» **Records for the exercise**:

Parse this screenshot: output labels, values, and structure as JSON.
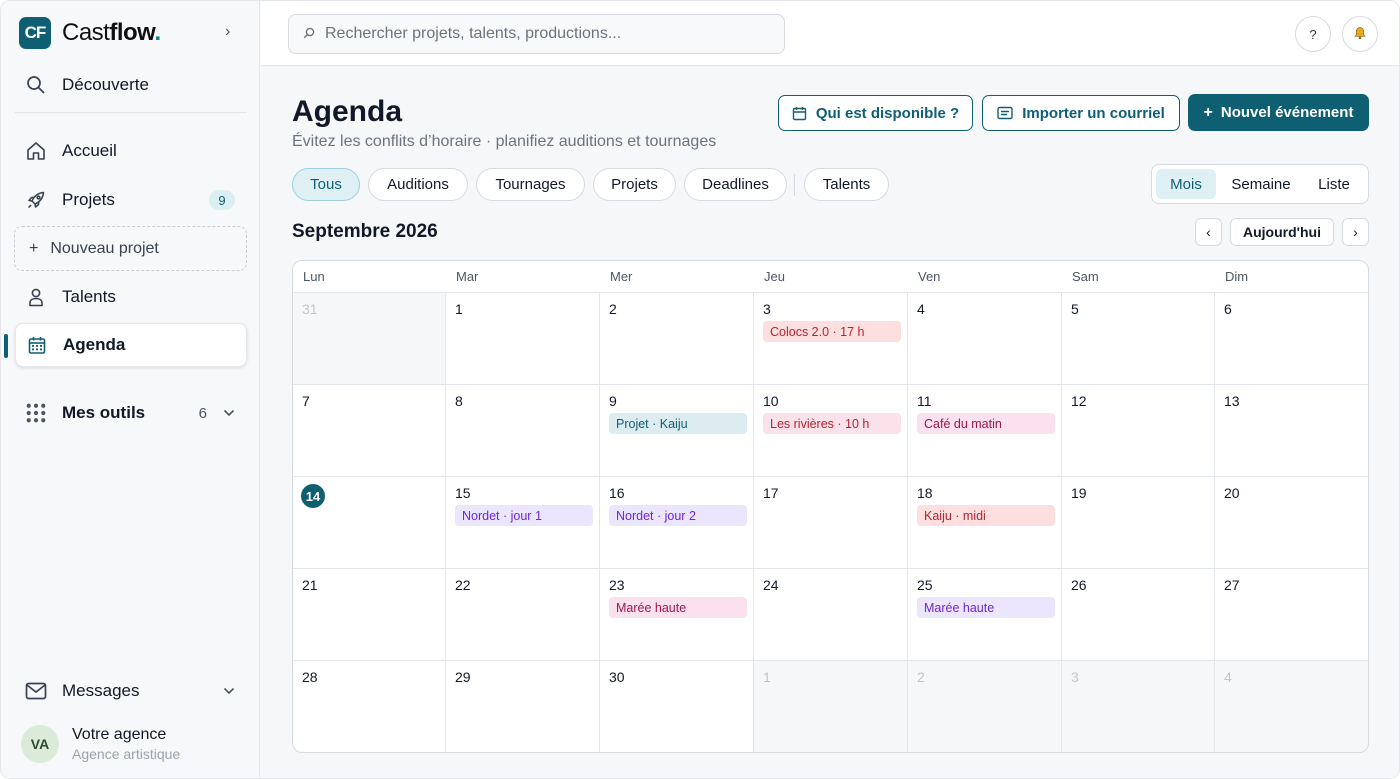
{
  "app": {
    "logo_text": "CF",
    "brand_part1": "Cast",
    "brand_part2": "flow",
    "brand_dot": ".",
    "collapse_glyph": "›"
  },
  "sidebar": {
    "discover": "Découverte",
    "home": "Accueil",
    "projects": "Projets",
    "projects_count": "9",
    "new_project": "Nouveau projet",
    "talents": "Talents",
    "agenda": "Agenda",
    "tools": "Mes outils",
    "tools_count": "6",
    "messages": "Messages",
    "agency_initials": "VA",
    "agency_name": "Votre agence",
    "agency_sub": "Agence artistique"
  },
  "topbar": {
    "search_placeholder": "Rechercher projets, talents, productions...",
    "help_label": "?"
  },
  "page": {
    "title": "Agenda",
    "subtitle": "Évitez les conflits d’horaire · planifiez auditions et tournages",
    "btn_available": "Qui est disponible ?",
    "btn_import": "Importer un courriel",
    "btn_new_event": "Nouvel événement"
  },
  "filters": [
    "Tous",
    "Auditions",
    "Tournages",
    "Projets",
    "Deadlines",
    "Talents"
  ],
  "selected_filter": "Tous",
  "views": [
    "Mois",
    "Semaine",
    "Liste"
  ],
  "selected_view": "Mois",
  "calendar": {
    "month_label": "Septembre 2026",
    "prev": "‹",
    "today_btn": "Aujourd'hui",
    "next": "›",
    "weekdays": [
      "Lun",
      "Mar",
      "Mer",
      "Jeu",
      "Ven",
      "Sam",
      "Dim"
    ],
    "today": "14",
    "weeks": [
      [
        {
          "day": "31",
          "muted": true
        },
        {
          "day": "1"
        },
        {
          "day": "2"
        },
        {
          "day": "3",
          "event": {
            "label": "Colocs 2.0 · 17 h",
            "bg": "#fddfe0",
            "fg": "#b4232e"
          }
        },
        {
          "day": "4"
        },
        {
          "day": "5"
        },
        {
          "day": "6"
        }
      ],
      [
        {
          "day": "7"
        },
        {
          "day": "8"
        },
        {
          "day": "9",
          "event": {
            "label": "Projet · Kaiju",
            "bg": "#dcecf1",
            "fg": "#0f5f73"
          }
        },
        {
          "day": "10",
          "event": {
            "label": "Les rivières · 10 h",
            "bg": "#fbe1ea",
            "fg": "#b4232e"
          }
        },
        {
          "day": "11",
          "event": {
            "label": "Café du matin",
            "bg": "#fbe1ee",
            "fg": "#9d174d"
          }
        },
        {
          "day": "12"
        },
        {
          "day": "13"
        }
      ],
      [
        {
          "day": "14",
          "today": true
        },
        {
          "day": "15",
          "event": {
            "label": "Nordet · jour 1",
            "bg": "#ebe5fd",
            "fg": "#6d28d9"
          }
        },
        {
          "day": "16",
          "event": {
            "label": "Nordet · jour 2",
            "bg": "#ebe5fd",
            "fg": "#6d28d9"
          }
        },
        {
          "day": "17"
        },
        {
          "day": "18",
          "event": {
            "label": "Kaiju · midi",
            "bg": "#fddfe0",
            "fg": "#b4232e"
          }
        },
        {
          "day": "19"
        },
        {
          "day": "20"
        }
      ],
      [
        {
          "day": "21"
        },
        {
          "day": "22"
        },
        {
          "day": "23",
          "event": {
            "label": "Marée haute",
            "bg": "#fbe1ee",
            "fg": "#9d174d"
          }
        },
        {
          "day": "24"
        },
        {
          "day": "25",
          "event": {
            "label": "Marée haute",
            "bg": "#ebe5fd",
            "fg": "#6d28d9"
          }
        },
        {
          "day": "26"
        },
        {
          "day": "27"
        }
      ],
      [
        {
          "day": "28"
        },
        {
          "day": "29"
        },
        {
          "day": "30"
        },
        {
          "day": "1",
          "muted": true
        },
        {
          "day": "2",
          "muted": true
        },
        {
          "day": "3",
          "muted": true
        },
        {
          "day": "4",
          "muted": true
        }
      ]
    ]
  },
  "colors": {
    "brand": "#0f5f73",
    "accent_light": "#def0f4"
  }
}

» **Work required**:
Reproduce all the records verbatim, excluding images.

» **Task output**:
Parse this screenshot: output labels, values, and structure as JSON.
{
  "app": {
    "logo_text": "CF",
    "brand_part1": "Cast",
    "brand_part2": "flow",
    "brand_dot": ".",
    "collapse_glyph": "›"
  },
  "sidebar": {
    "discover": "Découverte",
    "home": "Accueil",
    "projects": "Projets",
    "projects_count": "9",
    "new_project": "Nouveau projet",
    "talents": "Talents",
    "agenda": "Agenda",
    "tools": "Mes outils",
    "tools_count": "6",
    "messages": "Messages",
    "agency_initials": "VA",
    "agency_name": "Votre agence",
    "agency_sub": "Agence artistique"
  },
  "topbar": {
    "search_placeholder": "Rechercher projets, talents, productions...",
    "help_label": "?"
  },
  "page": {
    "title": "Agenda",
    "subtitle": "Évitez les conflits d’horaire · planifiez auditions et tournages",
    "btn_available": "Qui est disponible ?",
    "btn_import": "Importer un courriel",
    "btn_new_event": "Nouvel événement"
  },
  "filters": [
    "Tous",
    "Auditions",
    "Tournages",
    "Projets",
    "Deadlines",
    "Talents"
  ],
  "selected_filter": "Tous",
  "views": [
    "Mois",
    "Semaine",
    "Liste"
  ],
  "selected_view": "Mois",
  "calendar": {
    "month_label": "Septembre 2026",
    "prev": "‹",
    "today_btn": "Aujourd'hui",
    "next": "›",
    "weekdays": [
      "Lun",
      "Mar",
      "Mer",
      "Jeu",
      "Ven",
      "Sam",
      "Dim"
    ],
    "today": "14",
    "weeks": [
      [
        {
          "day": "31",
          "muted": true
        },
        {
          "day": "1"
        },
        {
          "day": "2"
        },
        {
          "day": "3",
          "event": {
            "label": "Colocs 2.0 · 17 h",
            "bg": "#fddfe0",
            "fg": "#b4232e"
          }
        },
        {
          "day": "4"
        },
        {
          "day": "5"
        },
        {
          "day": "6"
        }
      ],
      [
        {
          "day": "7"
        },
        {
          "day": "8"
        },
        {
          "day": "9",
          "event": {
            "label": "Projet · Kaiju",
            "bg": "#dcecf1",
            "fg": "#0f5f73"
          }
        },
        {
          "day": "10",
          "event": {
            "label": "Les rivières · 10 h",
            "bg": "#fbe1ea",
            "fg": "#b4232e"
          }
        },
        {
          "day": "11",
          "event": {
            "label": "Café du matin",
            "bg": "#fbe1ee",
            "fg": "#9d174d"
          }
        },
        {
          "day": "12"
        },
        {
          "day": "13"
        }
      ],
      [
        {
          "day": "14",
          "today": true
        },
        {
          "day": "15",
          "event": {
            "label": "Nordet · jour 1",
            "bg": "#ebe5fd",
            "fg": "#6d28d9"
          }
        },
        {
          "day": "16",
          "event": {
            "label": "Nordet · jour 2",
            "bg": "#ebe5fd",
            "fg": "#6d28d9"
          }
        },
        {
          "day": "17"
        },
        {
          "day": "18",
          "event": {
            "label": "Kaiju · midi",
            "bg": "#fddfe0",
            "fg": "#b4232e"
          }
        },
        {
          "day": "19"
        },
        {
          "day": "20"
        }
      ],
      [
        {
          "day": "21"
        },
        {
          "day": "22"
        },
        {
          "day": "23",
          "event": {
            "label": "Marée haute",
            "bg": "#fbe1ee",
            "fg": "#9d174d"
          }
        },
        {
          "day": "24"
        },
        {
          "day": "25",
          "event": {
            "label": "Marée haute",
            "bg": "#ebe5fd",
            "fg": "#6d28d9"
          }
        },
        {
          "day": "26"
        },
        {
          "day": "27"
        }
      ],
      [
        {
          "day": "28"
        },
        {
          "day": "29"
        },
        {
          "day": "30"
        },
        {
          "day": "1",
          "muted": true
        },
        {
          "day": "2",
          "muted": true
        },
        {
          "day": "3",
          "muted": true
        },
        {
          "day": "4",
          "muted": true
        }
      ]
    ]
  },
  "colors": {
    "brand": "#0f5f73",
    "accent_light": "#def0f4"
  }
}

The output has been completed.